Content starts

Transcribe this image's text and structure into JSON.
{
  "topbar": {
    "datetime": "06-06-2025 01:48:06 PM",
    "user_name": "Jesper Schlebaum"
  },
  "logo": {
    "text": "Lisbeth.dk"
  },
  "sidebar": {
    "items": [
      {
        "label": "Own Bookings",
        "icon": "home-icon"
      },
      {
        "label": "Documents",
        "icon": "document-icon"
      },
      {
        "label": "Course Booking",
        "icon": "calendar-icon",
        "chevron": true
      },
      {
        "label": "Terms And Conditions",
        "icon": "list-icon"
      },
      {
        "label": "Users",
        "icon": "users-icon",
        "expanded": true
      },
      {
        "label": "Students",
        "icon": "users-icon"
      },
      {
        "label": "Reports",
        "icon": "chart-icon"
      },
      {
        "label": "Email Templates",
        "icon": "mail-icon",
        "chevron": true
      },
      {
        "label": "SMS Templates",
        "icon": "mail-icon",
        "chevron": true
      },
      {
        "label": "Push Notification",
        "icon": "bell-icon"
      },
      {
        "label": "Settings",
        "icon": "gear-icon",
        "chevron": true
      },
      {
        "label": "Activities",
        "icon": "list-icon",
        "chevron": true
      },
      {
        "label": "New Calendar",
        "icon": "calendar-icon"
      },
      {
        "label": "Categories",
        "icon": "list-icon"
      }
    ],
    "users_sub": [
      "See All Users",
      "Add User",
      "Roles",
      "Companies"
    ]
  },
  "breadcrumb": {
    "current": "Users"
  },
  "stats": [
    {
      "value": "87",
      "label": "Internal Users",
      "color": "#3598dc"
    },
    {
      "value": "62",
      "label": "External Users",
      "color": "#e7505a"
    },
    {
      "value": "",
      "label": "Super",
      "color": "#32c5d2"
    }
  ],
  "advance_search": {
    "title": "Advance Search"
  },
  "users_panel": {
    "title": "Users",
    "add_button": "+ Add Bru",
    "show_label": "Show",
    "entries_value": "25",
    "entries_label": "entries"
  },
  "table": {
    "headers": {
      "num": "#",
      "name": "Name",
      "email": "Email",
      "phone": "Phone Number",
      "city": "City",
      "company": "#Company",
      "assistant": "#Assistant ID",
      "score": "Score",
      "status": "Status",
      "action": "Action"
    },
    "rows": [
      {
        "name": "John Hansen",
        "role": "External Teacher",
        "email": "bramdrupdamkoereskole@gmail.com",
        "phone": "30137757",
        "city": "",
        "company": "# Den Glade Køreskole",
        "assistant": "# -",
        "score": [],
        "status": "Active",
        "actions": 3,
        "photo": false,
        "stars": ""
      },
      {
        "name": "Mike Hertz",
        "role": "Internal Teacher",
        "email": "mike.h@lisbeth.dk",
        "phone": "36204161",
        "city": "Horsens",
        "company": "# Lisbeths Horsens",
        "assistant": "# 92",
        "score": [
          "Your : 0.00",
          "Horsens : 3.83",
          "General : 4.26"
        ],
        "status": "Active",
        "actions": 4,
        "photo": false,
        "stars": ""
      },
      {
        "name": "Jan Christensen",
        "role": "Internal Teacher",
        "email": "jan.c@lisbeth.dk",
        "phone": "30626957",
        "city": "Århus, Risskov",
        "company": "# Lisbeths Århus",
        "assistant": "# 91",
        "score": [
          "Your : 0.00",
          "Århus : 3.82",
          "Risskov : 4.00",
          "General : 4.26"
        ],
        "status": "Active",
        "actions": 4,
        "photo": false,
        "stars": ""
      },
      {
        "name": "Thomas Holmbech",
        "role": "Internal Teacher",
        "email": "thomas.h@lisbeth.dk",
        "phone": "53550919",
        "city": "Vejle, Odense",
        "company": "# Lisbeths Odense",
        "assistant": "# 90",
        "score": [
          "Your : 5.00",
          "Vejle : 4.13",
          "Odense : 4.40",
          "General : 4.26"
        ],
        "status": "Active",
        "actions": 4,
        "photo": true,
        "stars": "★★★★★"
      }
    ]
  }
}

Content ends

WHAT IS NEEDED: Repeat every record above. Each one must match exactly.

ANSWER TO THE EXERCISE:
Transcribe this image's text and structure into JSON.
{
  "topbar": {
    "datetime": "06-06-2025 01:48:06 PM",
    "user_name": "Jesper Schlebaum"
  },
  "logo": {
    "text": "Lisbeth.dk"
  },
  "sidebar": {
    "items": [
      {
        "label": "Own Bookings",
        "icon": "home-icon"
      },
      {
        "label": "Documents",
        "icon": "document-icon"
      },
      {
        "label": "Course Booking",
        "icon": "calendar-icon",
        "chevron": true
      },
      {
        "label": "Terms And Conditions",
        "icon": "list-icon"
      },
      {
        "label": "Users",
        "icon": "users-icon",
        "expanded": true
      },
      {
        "label": "Students",
        "icon": "users-icon"
      },
      {
        "label": "Reports",
        "icon": "chart-icon"
      },
      {
        "label": "Email Templates",
        "icon": "mail-icon",
        "chevron": true
      },
      {
        "label": "SMS Templates",
        "icon": "mail-icon",
        "chevron": true
      },
      {
        "label": "Push Notification",
        "icon": "bell-icon"
      },
      {
        "label": "Settings",
        "icon": "gear-icon",
        "chevron": true
      },
      {
        "label": "Activities",
        "icon": "list-icon",
        "chevron": true
      },
      {
        "label": "New Calendar",
        "icon": "calendar-icon"
      },
      {
        "label": "Categories",
        "icon": "list-icon"
      }
    ],
    "users_sub": [
      "See All Users",
      "Add User",
      "Roles",
      "Companies"
    ]
  },
  "breadcrumb": {
    "current": "Users"
  },
  "stats": [
    {
      "value": "87",
      "label": "Internal Users",
      "color": "#3598dc"
    },
    {
      "value": "62",
      "label": "External Users",
      "color": "#e7505a"
    },
    {
      "value": "",
      "label": "Super",
      "color": "#32c5d2"
    }
  ],
  "advance_search": {
    "title": "Advance Search"
  },
  "users_panel": {
    "title": "Users",
    "add_button": "+ Add Bru",
    "show_label": "Show",
    "entries_value": "25",
    "entries_label": "entries"
  },
  "table": {
    "headers": {
      "num": "#",
      "name": "Name",
      "email": "Email",
      "phone": "Phone Number",
      "city": "City",
      "company": "#Company",
      "assistant": "#Assistant ID",
      "score": "Score",
      "status": "Status",
      "action": "Action"
    },
    "rows": [
      {
        "name": "John Hansen",
        "role": "External Teacher",
        "email": "bramdrupdamkoereskole@gmail.com",
        "phone": "30137757",
        "city": "",
        "company": "# Den Glade Køreskole",
        "assistant": "# -",
        "score": [],
        "status": "Active",
        "actions": 3,
        "photo": false,
        "stars": ""
      },
      {
        "name": "Mike Hertz",
        "role": "Internal Teacher",
        "email": "mike.h@lisbeth.dk",
        "phone": "36204161",
        "city": "Horsens",
        "company": "# Lisbeths Horsens",
        "assistant": "# 92",
        "score": [
          "Your : 0.00",
          "Horsens : 3.83",
          "General : 4.26"
        ],
        "status": "Active",
        "actions": 4,
        "photo": false,
        "stars": ""
      },
      {
        "name": "Jan Christensen",
        "role": "Internal Teacher",
        "email": "jan.c@lisbeth.dk",
        "phone": "30626957",
        "city": "Århus, Risskov",
        "company": "# Lisbeths Århus",
        "assistant": "# 91",
        "score": [
          "Your : 0.00",
          "Århus : 3.82",
          "Risskov : 4.00",
          "General : 4.26"
        ],
        "status": "Active",
        "actions": 4,
        "photo": false,
        "stars": ""
      },
      {
        "name": "Thomas Holmbech",
        "role": "Internal Teacher",
        "email": "thomas.h@lisbeth.dk",
        "phone": "53550919",
        "city": "Vejle, Odense",
        "company": "# Lisbeths Odense",
        "assistant": "# 90",
        "score": [
          "Your : 5.00",
          "Vejle : 4.13",
          "Odense : 4.40",
          "General : 4.26"
        ],
        "status": "Active",
        "actions": 4,
        "photo": true,
        "stars": "★★★★★"
      }
    ]
  }
}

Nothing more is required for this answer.